**Website and app data records**:
..........

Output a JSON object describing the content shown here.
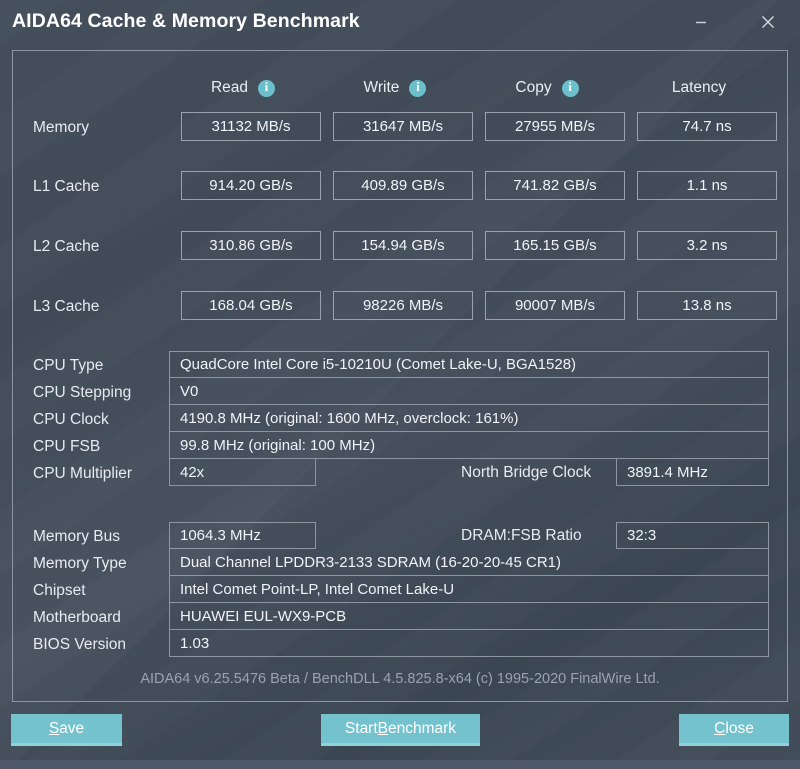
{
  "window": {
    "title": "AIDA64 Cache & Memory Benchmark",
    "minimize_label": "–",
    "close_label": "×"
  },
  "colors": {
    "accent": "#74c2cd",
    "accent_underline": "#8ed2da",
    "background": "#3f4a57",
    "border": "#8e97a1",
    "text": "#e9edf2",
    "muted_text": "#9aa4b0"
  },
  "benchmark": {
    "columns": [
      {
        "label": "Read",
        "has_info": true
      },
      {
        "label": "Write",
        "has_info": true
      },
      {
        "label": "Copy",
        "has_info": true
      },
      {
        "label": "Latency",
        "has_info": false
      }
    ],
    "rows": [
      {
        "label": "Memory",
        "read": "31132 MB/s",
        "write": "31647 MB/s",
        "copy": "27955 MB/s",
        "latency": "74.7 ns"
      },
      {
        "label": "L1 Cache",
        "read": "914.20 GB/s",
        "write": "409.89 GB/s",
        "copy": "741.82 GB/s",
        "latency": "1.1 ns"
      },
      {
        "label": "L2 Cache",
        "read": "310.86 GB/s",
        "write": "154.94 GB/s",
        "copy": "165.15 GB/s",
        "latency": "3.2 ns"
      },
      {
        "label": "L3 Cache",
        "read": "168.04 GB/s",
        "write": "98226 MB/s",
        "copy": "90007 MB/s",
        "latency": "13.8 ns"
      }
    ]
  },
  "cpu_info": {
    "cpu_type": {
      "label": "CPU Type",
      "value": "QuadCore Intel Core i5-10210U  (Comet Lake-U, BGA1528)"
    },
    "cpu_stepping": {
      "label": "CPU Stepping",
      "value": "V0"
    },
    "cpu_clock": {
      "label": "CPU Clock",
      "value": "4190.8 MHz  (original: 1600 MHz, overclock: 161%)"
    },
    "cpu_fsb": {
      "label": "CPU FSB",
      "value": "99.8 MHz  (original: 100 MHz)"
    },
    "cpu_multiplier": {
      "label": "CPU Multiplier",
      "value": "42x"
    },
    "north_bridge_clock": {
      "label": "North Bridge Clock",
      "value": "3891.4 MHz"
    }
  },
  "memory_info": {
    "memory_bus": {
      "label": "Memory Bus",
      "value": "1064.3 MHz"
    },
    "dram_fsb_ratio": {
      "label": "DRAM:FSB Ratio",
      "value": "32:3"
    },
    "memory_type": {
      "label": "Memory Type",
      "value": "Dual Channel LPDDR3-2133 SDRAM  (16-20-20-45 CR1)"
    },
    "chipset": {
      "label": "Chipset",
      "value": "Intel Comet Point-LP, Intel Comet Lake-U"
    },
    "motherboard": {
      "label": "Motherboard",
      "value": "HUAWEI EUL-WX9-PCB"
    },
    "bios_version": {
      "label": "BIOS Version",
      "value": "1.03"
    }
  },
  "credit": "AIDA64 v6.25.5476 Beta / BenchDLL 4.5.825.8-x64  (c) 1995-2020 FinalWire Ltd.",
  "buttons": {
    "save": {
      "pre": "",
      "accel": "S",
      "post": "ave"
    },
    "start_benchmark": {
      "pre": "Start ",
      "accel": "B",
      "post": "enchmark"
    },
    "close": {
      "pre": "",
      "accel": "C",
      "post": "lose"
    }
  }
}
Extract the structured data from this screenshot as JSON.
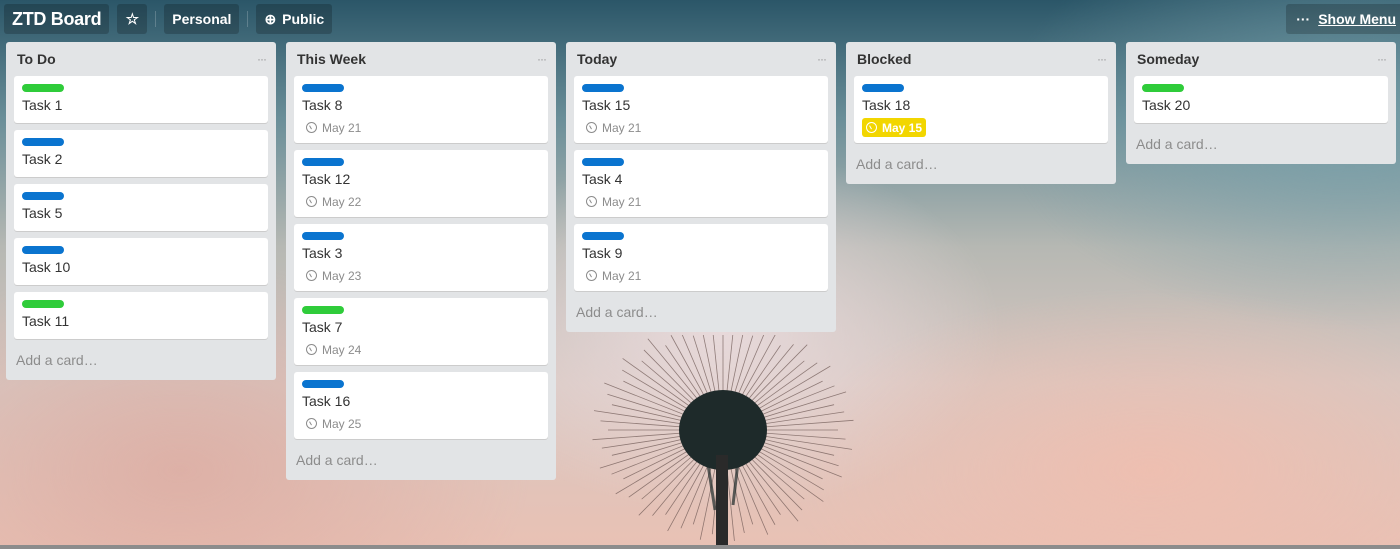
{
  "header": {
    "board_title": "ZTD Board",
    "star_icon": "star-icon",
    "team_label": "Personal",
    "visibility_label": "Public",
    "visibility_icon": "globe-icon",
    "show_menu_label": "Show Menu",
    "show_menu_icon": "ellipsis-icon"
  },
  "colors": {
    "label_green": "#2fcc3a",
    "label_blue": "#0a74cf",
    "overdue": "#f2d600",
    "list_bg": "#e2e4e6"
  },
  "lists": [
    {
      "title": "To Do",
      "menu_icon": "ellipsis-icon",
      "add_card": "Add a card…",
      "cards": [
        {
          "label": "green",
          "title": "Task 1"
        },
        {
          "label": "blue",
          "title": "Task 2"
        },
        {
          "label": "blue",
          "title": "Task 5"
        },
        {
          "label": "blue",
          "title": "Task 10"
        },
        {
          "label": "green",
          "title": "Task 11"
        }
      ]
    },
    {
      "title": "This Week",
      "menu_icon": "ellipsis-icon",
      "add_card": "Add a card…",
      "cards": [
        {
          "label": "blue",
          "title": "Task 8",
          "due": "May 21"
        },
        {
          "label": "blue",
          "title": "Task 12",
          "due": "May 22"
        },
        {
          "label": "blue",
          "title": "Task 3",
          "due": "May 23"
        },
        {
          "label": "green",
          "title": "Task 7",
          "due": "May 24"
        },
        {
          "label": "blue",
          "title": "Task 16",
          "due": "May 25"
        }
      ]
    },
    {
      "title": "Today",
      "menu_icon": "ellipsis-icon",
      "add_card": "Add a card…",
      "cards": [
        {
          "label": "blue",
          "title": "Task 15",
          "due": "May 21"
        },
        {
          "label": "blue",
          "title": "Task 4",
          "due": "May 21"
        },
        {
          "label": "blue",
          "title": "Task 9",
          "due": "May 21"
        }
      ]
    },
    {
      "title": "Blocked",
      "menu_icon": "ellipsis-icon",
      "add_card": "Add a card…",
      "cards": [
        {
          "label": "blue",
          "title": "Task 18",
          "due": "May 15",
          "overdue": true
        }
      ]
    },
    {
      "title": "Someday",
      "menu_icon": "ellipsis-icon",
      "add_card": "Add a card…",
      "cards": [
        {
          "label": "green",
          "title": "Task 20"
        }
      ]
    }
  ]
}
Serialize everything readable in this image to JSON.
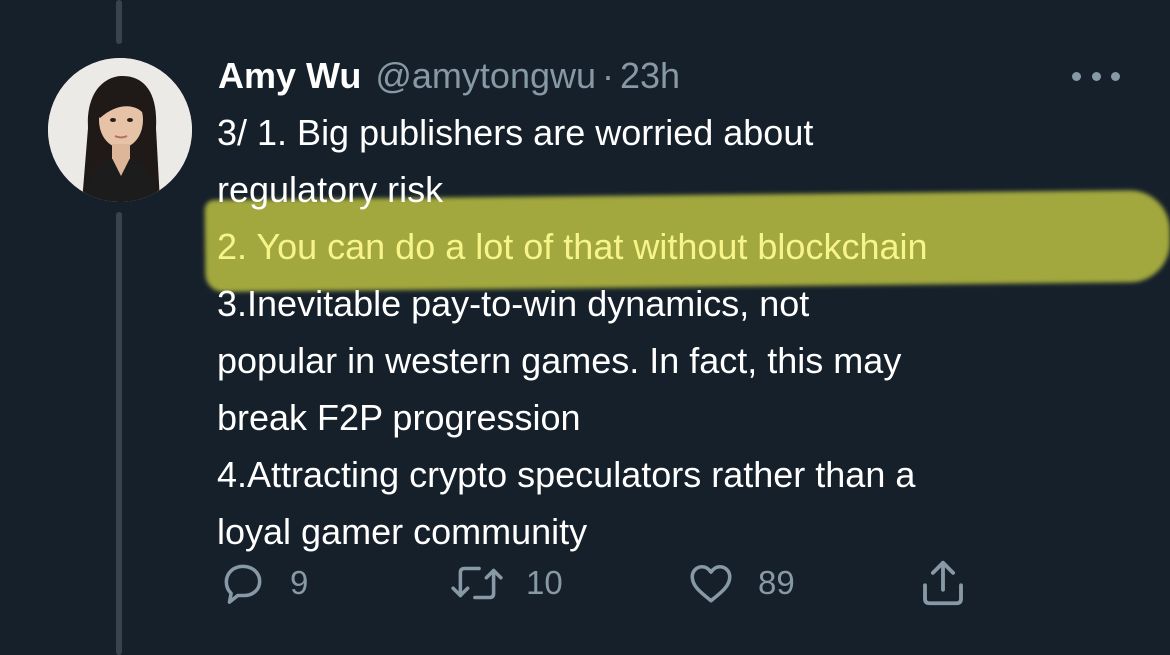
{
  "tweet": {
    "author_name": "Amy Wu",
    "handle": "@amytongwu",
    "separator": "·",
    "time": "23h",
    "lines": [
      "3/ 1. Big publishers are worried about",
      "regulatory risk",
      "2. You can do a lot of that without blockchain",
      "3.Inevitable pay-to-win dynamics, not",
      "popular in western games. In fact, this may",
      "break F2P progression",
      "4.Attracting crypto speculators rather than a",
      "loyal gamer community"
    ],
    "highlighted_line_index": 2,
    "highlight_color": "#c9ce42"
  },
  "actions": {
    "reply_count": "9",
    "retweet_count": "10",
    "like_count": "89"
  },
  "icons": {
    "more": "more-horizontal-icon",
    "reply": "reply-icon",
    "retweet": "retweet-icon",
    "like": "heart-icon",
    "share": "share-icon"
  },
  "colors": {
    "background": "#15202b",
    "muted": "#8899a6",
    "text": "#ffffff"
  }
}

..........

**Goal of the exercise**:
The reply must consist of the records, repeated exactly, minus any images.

**Response below**:
Output a JSON object describing the content shown here.
{
  "window": {
    "title": "AIDA64 Cache & Memory Benchmark",
    "minimize_label": "–",
    "close_label": "×"
  },
  "colors": {
    "accent": "#74c2cd",
    "accent_underline": "#8ed2da",
    "background": "#3f4a57",
    "border": "#8e97a1",
    "text": "#e9edf2",
    "muted_text": "#9aa4b0"
  },
  "benchmark": {
    "columns": [
      {
        "label": "Read",
        "has_info": true
      },
      {
        "label": "Write",
        "has_info": true
      },
      {
        "label": "Copy",
        "has_info": true
      },
      {
        "label": "Latency",
        "has_info": false
      }
    ],
    "rows": [
      {
        "label": "Memory",
        "read": "31132 MB/s",
        "write": "31647 MB/s",
        "copy": "27955 MB/s",
        "latency": "74.7 ns"
      },
      {
        "label": "L1 Cache",
        "read": "914.20 GB/s",
        "write": "409.89 GB/s",
        "copy": "741.82 GB/s",
        "latency": "1.1 ns"
      },
      {
        "label": "L2 Cache",
        "read": "310.86 GB/s",
        "write": "154.94 GB/s",
        "copy": "165.15 GB/s",
        "latency": "3.2 ns"
      },
      {
        "label": "L3 Cache",
        "read": "168.04 GB/s",
        "write": "98226 MB/s",
        "copy": "90007 MB/s",
        "latency": "13.8 ns"
      }
    ]
  },
  "cpu_info": {
    "cpu_type": {
      "label": "CPU Type",
      "value": "QuadCore Intel Core i5-10210U  (Comet Lake-U, BGA1528)"
    },
    "cpu_stepping": {
      "label": "CPU Stepping",
      "value": "V0"
    },
    "cpu_clock": {
      "label": "CPU Clock",
      "value": "4190.8 MHz  (original: 1600 MHz, overclock: 161%)"
    },
    "cpu_fsb": {
      "label": "CPU FSB",
      "value": "99.8 MHz  (original: 100 MHz)"
    },
    "cpu_multiplier": {
      "label": "CPU Multiplier",
      "value": "42x"
    },
    "north_bridge_clock": {
      "label": "North Bridge Clock",
      "value": "3891.4 MHz"
    }
  },
  "memory_info": {
    "memory_bus": {
      "label": "Memory Bus",
      "value": "1064.3 MHz"
    },
    "dram_fsb_ratio": {
      "label": "DRAM:FSB Ratio",
      "value": "32:3"
    },
    "memory_type": {
      "label": "Memory Type",
      "value": "Dual Channel LPDDR3-2133 SDRAM  (16-20-20-45 CR1)"
    },
    "chipset": {
      "label": "Chipset",
      "value": "Intel Comet Point-LP, Intel Comet Lake-U"
    },
    "motherboard": {
      "label": "Motherboard",
      "value": "HUAWEI EUL-WX9-PCB"
    },
    "bios_version": {
      "label": "BIOS Version",
      "value": "1.03"
    }
  },
  "credit": "AIDA64 v6.25.5476 Beta / BenchDLL 4.5.825.8-x64  (c) 1995-2020 FinalWire Ltd.",
  "buttons": {
    "save": {
      "pre": "",
      "accel": "S",
      "post": "ave"
    },
    "start_benchmark": {
      "pre": "Start ",
      "accel": "B",
      "post": "enchmark"
    },
    "close": {
      "pre": "",
      "accel": "C",
      "post": "lose"
    }
  }
}
Extract the structured data from this screenshot as JSON.
{
  "header": {
    "board_title": "ZTD Board",
    "star_icon": "star-icon",
    "team_label": "Personal",
    "visibility_label": "Public",
    "visibility_icon": "globe-icon",
    "show_menu_label": "Show Menu",
    "show_menu_icon": "ellipsis-icon"
  },
  "colors": {
    "label_green": "#2fcc3a",
    "label_blue": "#0a74cf",
    "overdue": "#f2d600",
    "list_bg": "#e2e4e6"
  },
  "lists": [
    {
      "title": "To Do",
      "menu_icon": "ellipsis-icon",
      "add_card": "Add a card…",
      "cards": [
        {
          "label": "green",
          "title": "Task 1"
        },
        {
          "label": "blue",
          "title": "Task 2"
        },
        {
          "label": "blue",
          "title": "Task 5"
        },
        {
          "label": "blue",
          "title": "Task 10"
        },
        {
          "label": "green",
          "title": "Task 11"
        }
      ]
    },
    {
      "title": "This Week",
      "menu_icon": "ellipsis-icon",
      "add_card": "Add a card…",
      "cards": [
        {
          "label": "blue",
          "title": "Task 8",
          "due": "May 21"
        },
        {
          "label": "blue",
          "title": "Task 12",
          "due": "May 22"
        },
        {
          "label": "blue",
          "title": "Task 3",
          "due": "May 23"
        },
        {
          "label": "green",
          "title": "Task 7",
          "due": "May 24"
        },
        {
          "label": "blue",
          "title": "Task 16",
          "due": "May 25"
        }
      ]
    },
    {
      "title": "Today",
      "menu_icon": "ellipsis-icon",
      "add_card": "Add a card…",
      "cards": [
        {
          "label": "blue",
          "title": "Task 15",
          "due": "May 21"
        },
        {
          "label": "blue",
          "title": "Task 4",
          "due": "May 21"
        },
        {
          "label": "blue",
          "title": "Task 9",
          "due": "May 21"
        }
      ]
    },
    {
      "title": "Blocked",
      "menu_icon": "ellipsis-icon",
      "add_card": "Add a card…",
      "cards": [
        {
          "label": "blue",
          "title": "Task 18",
          "due": "May 15",
          "overdue": true
        }
      ]
    },
    {
      "title": "Someday",
      "menu_icon": "ellipsis-icon",
      "add_card": "Add a card…",
      "cards": [
        {
          "label": "green",
          "title": "Task 20"
        }
      ]
    }
  ]
}
Serialize everything readable in this image to JSON.
{
  "tweet": {
    "author_name": "Amy Wu",
    "handle": "@amytongwu",
    "separator": "·",
    "time": "23h",
    "lines": [
      "3/ 1. Big publishers are worried about",
      "regulatory risk",
      "2. You can do a lot of that without blockchain",
      "3.Inevitable pay-to-win dynamics, not",
      "popular in western games. In fact, this may",
      "break F2P progression",
      "4.Attracting crypto speculators rather than a",
      "loyal gamer community"
    ],
    "highlighted_line_index": 2,
    "highlight_color": "#c9ce42"
  },
  "actions": {
    "reply_count": "9",
    "retweet_count": "10",
    "like_count": "89"
  },
  "icons": {
    "more": "more-horizontal-icon",
    "reply": "reply-icon",
    "retweet": "retweet-icon",
    "like": "heart-icon",
    "share": "share-icon"
  },
  "colors": {
    "background": "#15202b",
    "muted": "#8899a6",
    "text": "#ffffff"
  }
}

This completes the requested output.